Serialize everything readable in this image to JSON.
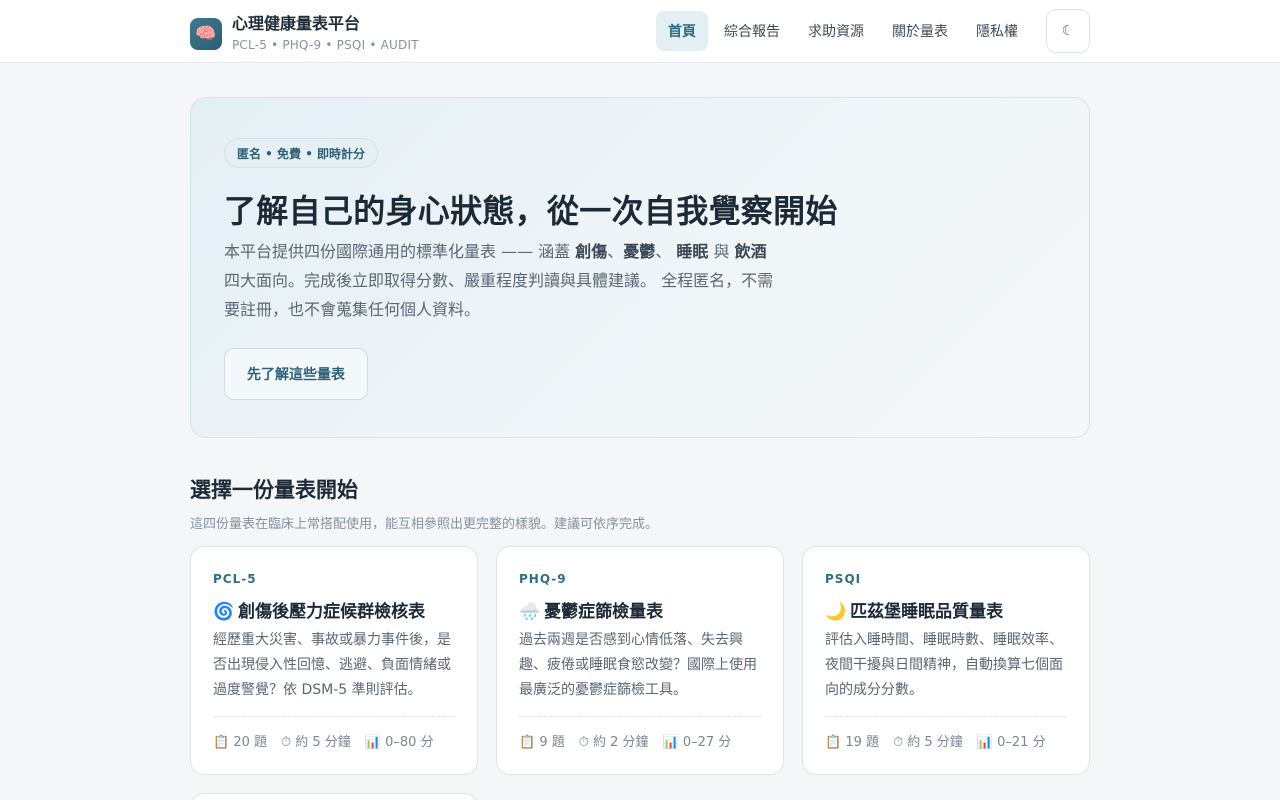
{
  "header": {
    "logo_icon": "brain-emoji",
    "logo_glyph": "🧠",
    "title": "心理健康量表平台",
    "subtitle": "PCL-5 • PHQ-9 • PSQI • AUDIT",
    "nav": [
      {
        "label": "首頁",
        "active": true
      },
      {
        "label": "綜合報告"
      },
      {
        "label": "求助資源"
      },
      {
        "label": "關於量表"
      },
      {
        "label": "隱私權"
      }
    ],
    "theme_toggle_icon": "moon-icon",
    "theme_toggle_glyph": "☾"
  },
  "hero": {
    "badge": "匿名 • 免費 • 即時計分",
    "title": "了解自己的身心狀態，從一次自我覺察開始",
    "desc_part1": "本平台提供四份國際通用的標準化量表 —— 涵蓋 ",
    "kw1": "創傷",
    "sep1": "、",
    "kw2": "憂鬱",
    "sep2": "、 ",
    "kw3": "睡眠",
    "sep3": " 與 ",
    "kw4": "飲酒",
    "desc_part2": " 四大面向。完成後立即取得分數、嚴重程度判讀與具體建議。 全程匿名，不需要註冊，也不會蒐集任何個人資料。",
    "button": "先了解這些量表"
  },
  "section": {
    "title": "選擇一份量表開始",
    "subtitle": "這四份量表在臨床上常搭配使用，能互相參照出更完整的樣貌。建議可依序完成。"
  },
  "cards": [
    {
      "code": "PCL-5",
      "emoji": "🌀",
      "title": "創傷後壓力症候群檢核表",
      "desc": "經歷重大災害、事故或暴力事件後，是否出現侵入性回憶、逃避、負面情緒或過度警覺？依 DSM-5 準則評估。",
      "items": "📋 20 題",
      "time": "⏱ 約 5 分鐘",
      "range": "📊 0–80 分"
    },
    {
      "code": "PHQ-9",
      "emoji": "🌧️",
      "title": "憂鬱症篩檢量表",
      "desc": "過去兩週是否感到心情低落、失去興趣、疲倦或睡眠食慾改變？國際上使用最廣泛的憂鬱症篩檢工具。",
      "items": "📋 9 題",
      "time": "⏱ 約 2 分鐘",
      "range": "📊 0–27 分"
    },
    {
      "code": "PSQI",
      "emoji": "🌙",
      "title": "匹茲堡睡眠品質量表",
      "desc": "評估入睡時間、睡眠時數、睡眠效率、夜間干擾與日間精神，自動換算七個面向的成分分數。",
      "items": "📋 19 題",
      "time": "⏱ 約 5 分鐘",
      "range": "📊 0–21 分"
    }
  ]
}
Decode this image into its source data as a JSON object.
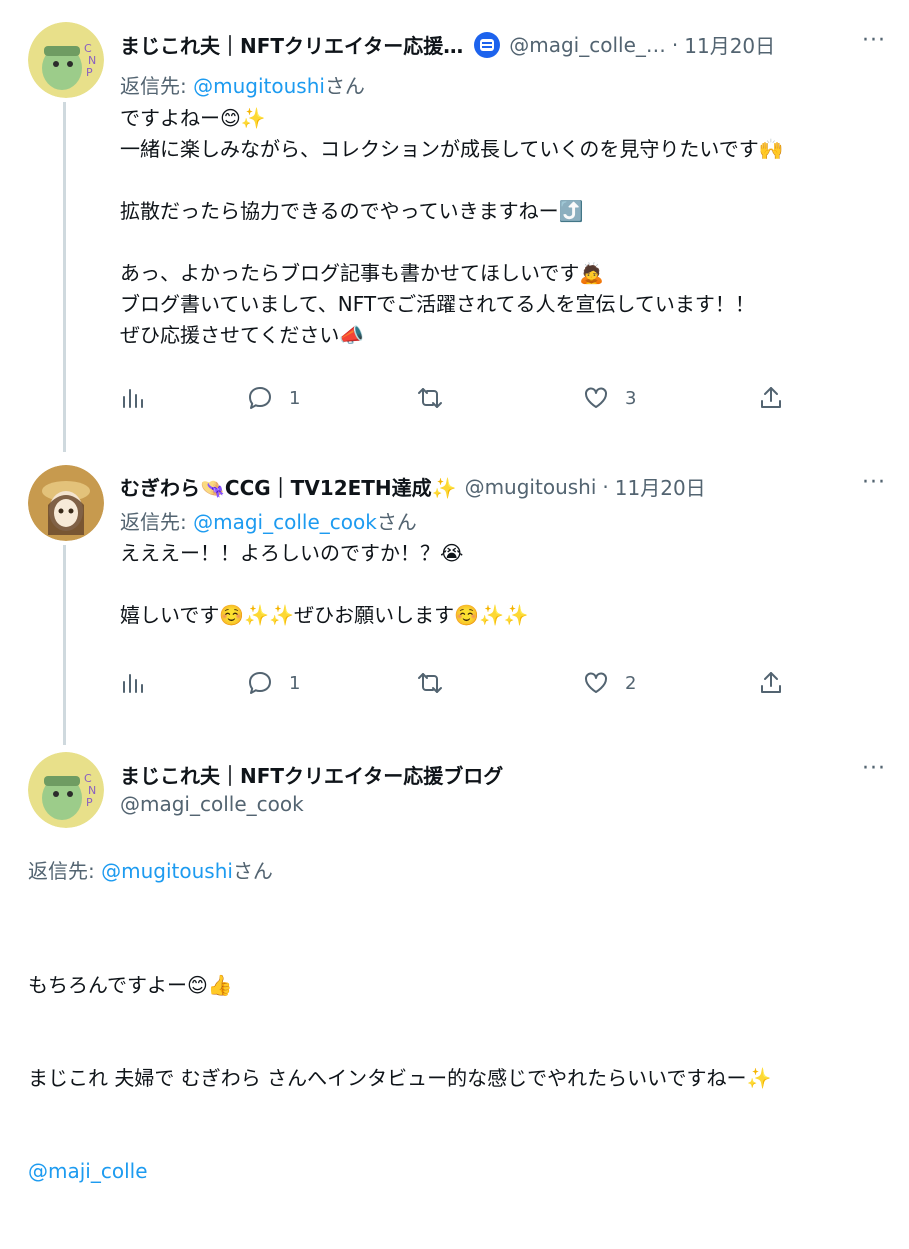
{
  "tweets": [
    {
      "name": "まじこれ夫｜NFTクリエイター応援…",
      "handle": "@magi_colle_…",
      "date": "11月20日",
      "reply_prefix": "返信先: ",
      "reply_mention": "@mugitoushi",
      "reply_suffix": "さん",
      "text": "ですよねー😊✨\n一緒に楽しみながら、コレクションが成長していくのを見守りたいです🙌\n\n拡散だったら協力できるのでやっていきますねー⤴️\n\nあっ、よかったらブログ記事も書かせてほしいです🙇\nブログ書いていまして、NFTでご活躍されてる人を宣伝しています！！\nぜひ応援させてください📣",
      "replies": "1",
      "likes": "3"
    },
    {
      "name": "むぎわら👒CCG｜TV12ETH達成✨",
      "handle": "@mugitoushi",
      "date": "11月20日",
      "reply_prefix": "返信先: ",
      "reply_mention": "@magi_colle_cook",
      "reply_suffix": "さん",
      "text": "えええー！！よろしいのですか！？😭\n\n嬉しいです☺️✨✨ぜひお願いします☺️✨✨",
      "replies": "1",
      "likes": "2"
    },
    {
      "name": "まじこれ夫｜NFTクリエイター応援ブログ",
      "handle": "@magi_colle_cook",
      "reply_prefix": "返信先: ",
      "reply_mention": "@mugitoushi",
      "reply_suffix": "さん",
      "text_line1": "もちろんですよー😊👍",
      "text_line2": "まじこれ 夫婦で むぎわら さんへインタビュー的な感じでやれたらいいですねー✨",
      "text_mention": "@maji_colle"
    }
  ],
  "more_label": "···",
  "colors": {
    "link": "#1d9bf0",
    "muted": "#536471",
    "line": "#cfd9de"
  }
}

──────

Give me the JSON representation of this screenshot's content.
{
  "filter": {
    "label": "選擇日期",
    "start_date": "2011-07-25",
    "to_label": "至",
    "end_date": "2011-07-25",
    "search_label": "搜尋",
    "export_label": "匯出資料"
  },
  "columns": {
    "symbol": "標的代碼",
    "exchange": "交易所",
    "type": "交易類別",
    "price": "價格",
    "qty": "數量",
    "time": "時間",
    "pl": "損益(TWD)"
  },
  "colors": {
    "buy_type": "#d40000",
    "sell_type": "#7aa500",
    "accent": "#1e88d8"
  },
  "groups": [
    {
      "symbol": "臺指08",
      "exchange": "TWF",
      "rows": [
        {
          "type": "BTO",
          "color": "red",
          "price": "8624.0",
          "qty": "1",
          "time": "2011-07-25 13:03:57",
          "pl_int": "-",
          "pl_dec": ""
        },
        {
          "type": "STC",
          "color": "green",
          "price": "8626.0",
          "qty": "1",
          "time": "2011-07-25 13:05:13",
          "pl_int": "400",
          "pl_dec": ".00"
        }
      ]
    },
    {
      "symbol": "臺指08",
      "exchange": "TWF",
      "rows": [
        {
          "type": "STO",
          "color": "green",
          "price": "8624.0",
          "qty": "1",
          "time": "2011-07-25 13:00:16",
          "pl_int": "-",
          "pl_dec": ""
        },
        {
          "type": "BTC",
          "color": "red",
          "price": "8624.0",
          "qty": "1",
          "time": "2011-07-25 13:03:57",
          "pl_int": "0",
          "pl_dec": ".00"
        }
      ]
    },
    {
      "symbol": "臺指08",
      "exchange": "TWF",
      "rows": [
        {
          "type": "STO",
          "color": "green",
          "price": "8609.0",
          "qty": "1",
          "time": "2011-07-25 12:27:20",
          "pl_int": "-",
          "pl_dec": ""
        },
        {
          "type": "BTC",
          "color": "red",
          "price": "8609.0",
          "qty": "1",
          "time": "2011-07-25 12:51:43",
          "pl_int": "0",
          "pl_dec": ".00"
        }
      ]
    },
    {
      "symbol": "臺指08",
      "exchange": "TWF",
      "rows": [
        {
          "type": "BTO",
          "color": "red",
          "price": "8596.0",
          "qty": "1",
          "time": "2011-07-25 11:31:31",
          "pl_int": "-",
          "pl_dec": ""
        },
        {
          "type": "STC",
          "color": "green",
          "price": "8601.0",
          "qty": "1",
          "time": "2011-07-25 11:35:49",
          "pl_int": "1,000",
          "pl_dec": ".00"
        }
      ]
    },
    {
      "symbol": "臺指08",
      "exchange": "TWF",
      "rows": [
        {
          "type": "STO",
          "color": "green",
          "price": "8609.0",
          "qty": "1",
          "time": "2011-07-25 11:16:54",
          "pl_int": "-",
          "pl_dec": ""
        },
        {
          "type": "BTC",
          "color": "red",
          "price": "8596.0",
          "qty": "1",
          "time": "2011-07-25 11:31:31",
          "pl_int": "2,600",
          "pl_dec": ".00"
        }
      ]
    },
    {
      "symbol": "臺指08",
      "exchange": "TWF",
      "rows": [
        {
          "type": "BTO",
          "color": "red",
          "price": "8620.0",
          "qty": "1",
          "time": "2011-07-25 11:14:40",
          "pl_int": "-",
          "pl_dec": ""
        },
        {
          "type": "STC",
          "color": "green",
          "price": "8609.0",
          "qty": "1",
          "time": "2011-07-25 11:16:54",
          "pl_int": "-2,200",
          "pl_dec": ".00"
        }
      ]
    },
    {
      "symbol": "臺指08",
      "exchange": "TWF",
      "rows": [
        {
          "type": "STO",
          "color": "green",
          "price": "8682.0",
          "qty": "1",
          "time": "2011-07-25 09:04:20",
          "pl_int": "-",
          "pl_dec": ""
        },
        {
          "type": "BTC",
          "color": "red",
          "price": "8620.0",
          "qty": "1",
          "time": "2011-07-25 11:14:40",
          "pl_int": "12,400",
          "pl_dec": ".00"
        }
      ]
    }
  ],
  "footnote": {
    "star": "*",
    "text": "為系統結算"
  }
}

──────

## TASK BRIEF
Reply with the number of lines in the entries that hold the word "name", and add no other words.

## ANSWER FOR THIS EXERCISE
3